**TASK TO CARRY OUT**
Search the material for the string "Edit" and copy each line where it occurs.

# # #

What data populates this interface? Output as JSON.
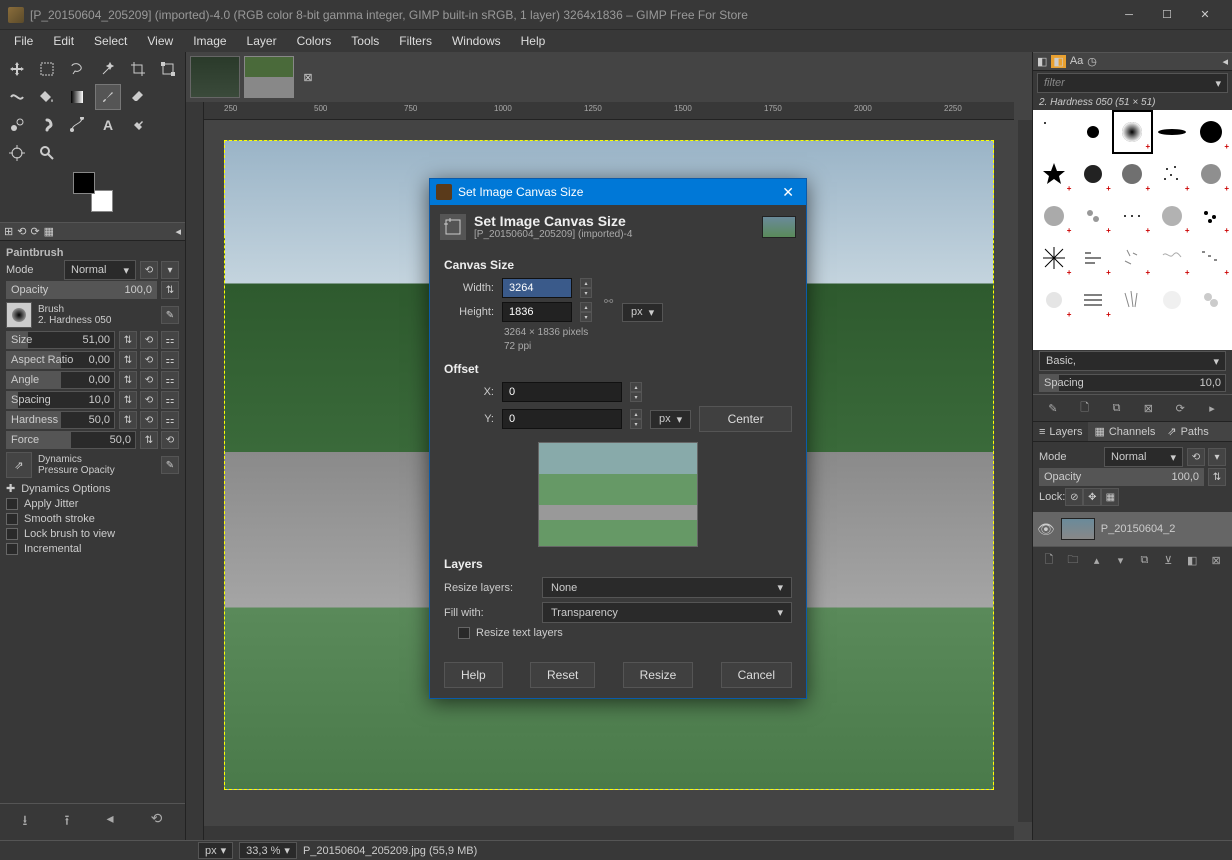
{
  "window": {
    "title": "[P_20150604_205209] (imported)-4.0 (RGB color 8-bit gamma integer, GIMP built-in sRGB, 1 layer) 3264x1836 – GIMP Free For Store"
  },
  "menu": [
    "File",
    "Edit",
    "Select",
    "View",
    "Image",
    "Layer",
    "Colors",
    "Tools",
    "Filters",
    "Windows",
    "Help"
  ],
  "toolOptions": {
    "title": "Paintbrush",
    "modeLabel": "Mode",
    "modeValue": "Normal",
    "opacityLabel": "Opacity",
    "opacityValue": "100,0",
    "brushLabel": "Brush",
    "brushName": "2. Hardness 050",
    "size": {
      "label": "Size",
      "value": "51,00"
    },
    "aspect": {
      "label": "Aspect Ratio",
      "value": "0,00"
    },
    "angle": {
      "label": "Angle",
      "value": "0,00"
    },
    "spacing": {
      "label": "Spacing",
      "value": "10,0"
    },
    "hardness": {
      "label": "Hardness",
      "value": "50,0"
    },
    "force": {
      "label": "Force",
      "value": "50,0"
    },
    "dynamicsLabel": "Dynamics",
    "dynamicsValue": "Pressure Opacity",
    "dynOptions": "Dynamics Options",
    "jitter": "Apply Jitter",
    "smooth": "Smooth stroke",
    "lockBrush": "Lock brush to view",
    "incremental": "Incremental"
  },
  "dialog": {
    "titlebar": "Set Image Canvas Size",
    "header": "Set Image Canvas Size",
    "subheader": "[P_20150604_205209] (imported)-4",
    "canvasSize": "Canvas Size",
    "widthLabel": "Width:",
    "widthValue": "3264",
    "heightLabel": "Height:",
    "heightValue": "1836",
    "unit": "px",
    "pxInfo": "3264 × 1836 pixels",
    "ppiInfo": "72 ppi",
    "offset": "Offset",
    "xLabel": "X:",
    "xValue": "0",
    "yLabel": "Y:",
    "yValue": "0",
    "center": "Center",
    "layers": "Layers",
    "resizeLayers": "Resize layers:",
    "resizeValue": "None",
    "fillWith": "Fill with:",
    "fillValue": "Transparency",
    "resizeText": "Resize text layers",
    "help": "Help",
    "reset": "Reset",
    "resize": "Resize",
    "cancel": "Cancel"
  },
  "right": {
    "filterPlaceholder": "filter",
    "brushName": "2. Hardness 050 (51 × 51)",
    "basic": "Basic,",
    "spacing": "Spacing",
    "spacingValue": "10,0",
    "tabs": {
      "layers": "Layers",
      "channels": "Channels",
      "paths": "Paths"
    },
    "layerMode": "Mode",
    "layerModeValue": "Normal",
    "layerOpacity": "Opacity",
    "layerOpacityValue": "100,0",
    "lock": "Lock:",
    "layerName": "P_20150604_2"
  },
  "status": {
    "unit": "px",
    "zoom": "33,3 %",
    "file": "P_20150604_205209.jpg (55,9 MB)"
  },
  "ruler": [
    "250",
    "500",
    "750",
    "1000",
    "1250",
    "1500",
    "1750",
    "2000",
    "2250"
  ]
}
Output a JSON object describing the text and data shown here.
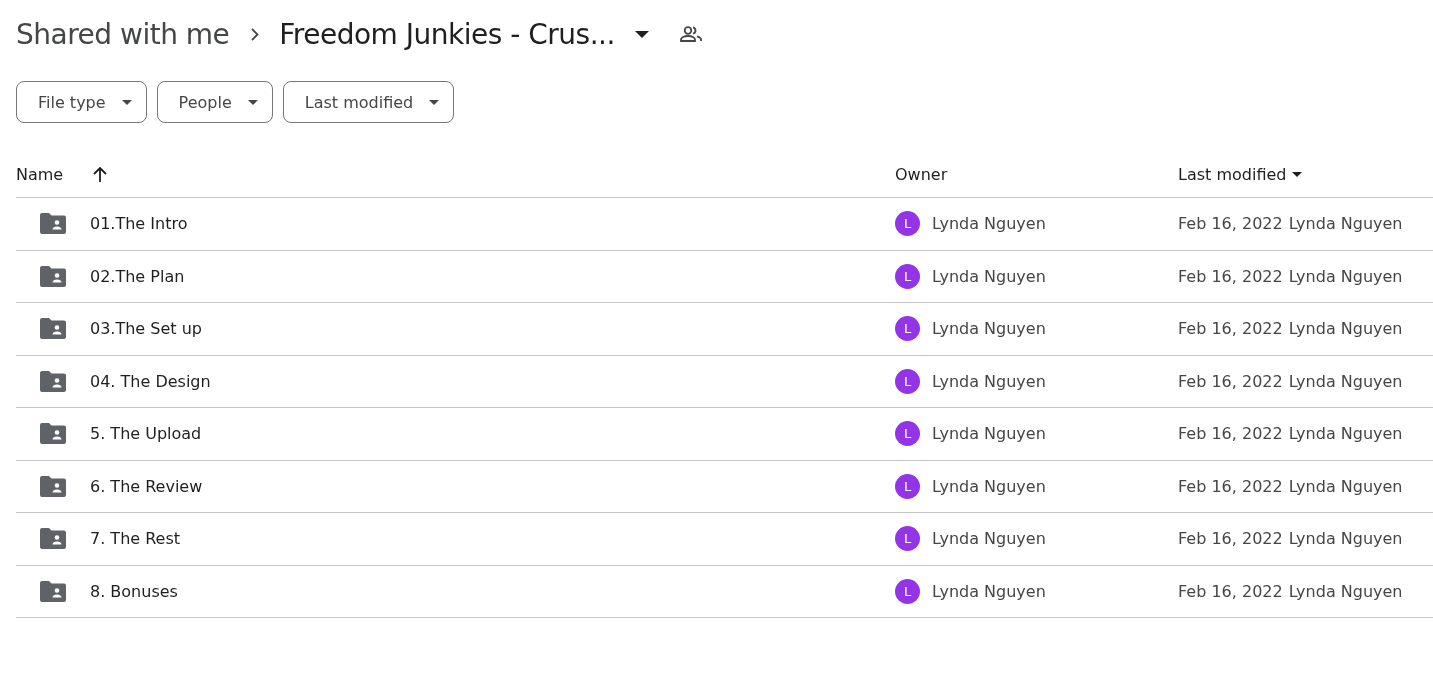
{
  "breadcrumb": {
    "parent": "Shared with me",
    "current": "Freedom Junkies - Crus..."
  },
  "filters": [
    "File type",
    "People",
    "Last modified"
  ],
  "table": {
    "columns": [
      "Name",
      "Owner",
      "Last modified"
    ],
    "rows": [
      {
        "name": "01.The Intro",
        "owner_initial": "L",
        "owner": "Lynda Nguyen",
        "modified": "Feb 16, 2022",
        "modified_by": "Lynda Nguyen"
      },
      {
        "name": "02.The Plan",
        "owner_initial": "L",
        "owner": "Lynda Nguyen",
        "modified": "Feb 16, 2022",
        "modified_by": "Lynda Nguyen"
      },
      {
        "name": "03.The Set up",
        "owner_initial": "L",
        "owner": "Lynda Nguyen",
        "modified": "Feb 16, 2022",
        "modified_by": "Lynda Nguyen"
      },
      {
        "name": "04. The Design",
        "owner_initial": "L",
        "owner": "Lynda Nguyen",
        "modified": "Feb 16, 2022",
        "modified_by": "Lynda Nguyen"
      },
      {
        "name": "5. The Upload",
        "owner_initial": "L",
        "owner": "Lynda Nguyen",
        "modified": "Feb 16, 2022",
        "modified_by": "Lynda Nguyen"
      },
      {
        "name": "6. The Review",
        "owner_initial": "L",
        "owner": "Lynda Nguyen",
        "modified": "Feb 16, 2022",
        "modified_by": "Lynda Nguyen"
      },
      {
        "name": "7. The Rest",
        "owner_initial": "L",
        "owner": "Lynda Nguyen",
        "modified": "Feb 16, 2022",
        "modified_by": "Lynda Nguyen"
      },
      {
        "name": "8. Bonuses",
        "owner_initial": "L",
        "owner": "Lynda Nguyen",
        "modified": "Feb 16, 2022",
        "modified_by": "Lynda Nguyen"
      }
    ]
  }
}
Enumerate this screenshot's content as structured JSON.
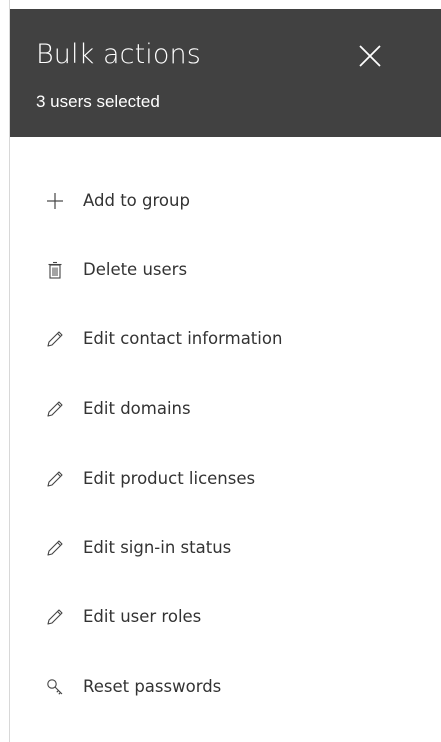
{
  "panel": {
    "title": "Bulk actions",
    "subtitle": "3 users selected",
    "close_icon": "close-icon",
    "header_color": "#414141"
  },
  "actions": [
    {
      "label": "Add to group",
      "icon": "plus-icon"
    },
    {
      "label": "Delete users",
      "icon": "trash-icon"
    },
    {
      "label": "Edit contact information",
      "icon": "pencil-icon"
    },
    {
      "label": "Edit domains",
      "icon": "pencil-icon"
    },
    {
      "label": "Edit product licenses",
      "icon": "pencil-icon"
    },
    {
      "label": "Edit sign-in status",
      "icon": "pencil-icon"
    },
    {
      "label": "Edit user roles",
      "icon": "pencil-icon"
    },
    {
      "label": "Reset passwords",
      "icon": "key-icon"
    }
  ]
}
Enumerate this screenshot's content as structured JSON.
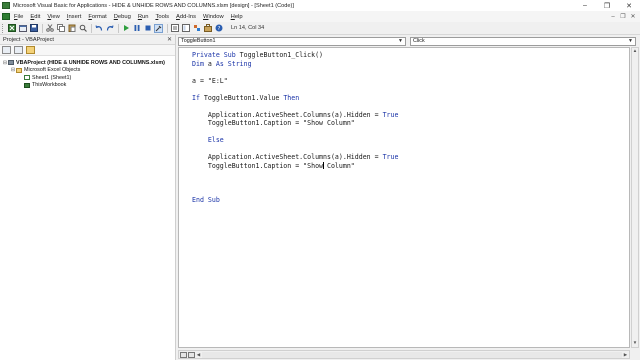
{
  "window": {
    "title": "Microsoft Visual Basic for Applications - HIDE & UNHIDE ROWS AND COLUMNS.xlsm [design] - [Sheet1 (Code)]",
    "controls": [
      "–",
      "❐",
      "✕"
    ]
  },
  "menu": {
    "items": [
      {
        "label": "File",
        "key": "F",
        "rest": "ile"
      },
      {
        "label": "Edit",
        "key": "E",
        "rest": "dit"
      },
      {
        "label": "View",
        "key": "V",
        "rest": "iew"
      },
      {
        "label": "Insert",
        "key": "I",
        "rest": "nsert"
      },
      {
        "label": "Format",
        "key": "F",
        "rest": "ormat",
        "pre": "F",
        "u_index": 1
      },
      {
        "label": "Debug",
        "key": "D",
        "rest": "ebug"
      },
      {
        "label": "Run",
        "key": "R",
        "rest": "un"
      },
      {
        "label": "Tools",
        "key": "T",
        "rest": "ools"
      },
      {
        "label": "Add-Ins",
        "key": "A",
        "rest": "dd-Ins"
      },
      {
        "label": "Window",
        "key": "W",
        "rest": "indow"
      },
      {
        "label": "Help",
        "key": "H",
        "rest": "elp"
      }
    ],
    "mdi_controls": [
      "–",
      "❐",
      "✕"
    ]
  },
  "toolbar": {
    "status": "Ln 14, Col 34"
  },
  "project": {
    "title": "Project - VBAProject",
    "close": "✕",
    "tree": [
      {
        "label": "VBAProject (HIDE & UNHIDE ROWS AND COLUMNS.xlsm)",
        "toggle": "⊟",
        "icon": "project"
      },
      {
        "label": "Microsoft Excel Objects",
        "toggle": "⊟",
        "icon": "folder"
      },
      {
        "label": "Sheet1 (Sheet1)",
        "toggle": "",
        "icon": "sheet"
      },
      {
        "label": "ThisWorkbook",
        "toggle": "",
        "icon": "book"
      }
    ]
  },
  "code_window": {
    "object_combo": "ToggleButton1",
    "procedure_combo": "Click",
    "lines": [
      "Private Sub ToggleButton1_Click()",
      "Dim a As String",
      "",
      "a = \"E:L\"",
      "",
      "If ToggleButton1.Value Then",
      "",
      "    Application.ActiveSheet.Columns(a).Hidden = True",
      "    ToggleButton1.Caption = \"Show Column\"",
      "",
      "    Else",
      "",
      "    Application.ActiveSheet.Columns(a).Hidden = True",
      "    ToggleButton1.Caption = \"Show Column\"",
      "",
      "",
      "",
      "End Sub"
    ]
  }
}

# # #

**RESULT**
    "Edit",
      "label": "Edit contact information",
      "label": "Edit domains",
      "label": "Edit product licenses",
      "label": "Edit sign-in status",
      "label": "Edit user roles",
        "label": "Edit",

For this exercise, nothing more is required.